Imagine wanting to eat healthy foods but not being able to afford them or not having the kitchen equipment or storage to cook meals.

According to the United States Department of Agriculture (USDA), approximately 88% of SNAP (Supplemental Nutrition Assistance Program) participants report facing some type of barrier to achieving a healthy diet at some point throughout the month.

March is Frozen Food Month and a time to take advantage of how frozen foods can be implemented into a budget-friendly and healthy diet.

The American Frozen Food Institute (AFFI) reports that frozen food can be a powerful tool in a well-balanced meal for every season and in every community. AFFI shows that frozen food has four main benefits:

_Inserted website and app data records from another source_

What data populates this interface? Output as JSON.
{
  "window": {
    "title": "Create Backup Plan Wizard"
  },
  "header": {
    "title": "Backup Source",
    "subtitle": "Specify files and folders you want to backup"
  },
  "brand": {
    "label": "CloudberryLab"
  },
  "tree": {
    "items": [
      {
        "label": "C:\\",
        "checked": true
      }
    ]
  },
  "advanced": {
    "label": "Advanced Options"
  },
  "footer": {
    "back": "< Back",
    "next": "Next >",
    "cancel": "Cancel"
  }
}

  1. Affordable – Frozen foods are lower in cost-per-serving and have a longer shelf-life than refrigerated or fresh foods
  2. Nutritious – Research from the Universities of California-Davis and Georgia show that frozen fruits and vegetables have equal to and sometimes better nutritional value compared to fresh-stored produce.
  3. Less waste – Frozen foods are easier to portion and store for later use, which reduces food waste
  4. Time-saving – A variety of options provide consumers who lack time and skills to cook food from scratch

Frozen fruits, vegetables, meats, poultry, and fish can all be purchased by using SNAP benefits, which can help offset the ever-growing costs of groceries.

In 2022, the USDA reported that households who had higher median incomes also spent more on food; however, it represented a smaller percentage of their income. Households with the highest incomes spent an average of $15,713 on food representing only 8% of their income while households with the lowest incomes spent an average of $5,090 on food, which represented 31.2% of their income.

With so much money being spent on food, it’s important to understand how prominent food waste is in the United States. A 2020 William & Mary study found that an American consumer wastes approximately $1,300 per year on food that ends up in the trash.

Fresh produce has a short shelf-life, but by purchasing frozen fruits and vegetables you will be getting healthy foods at an affordable price and even be able to use SNAP benefits.


Barriers that Constrain the Adequacy of Supplemental Nutrition Assistance Program (SNAP) Allotments | Food and Nutrition Service (

Study calculates true cost of food waste in America | William & Mary (

USDA ERS – Food Prices and Spending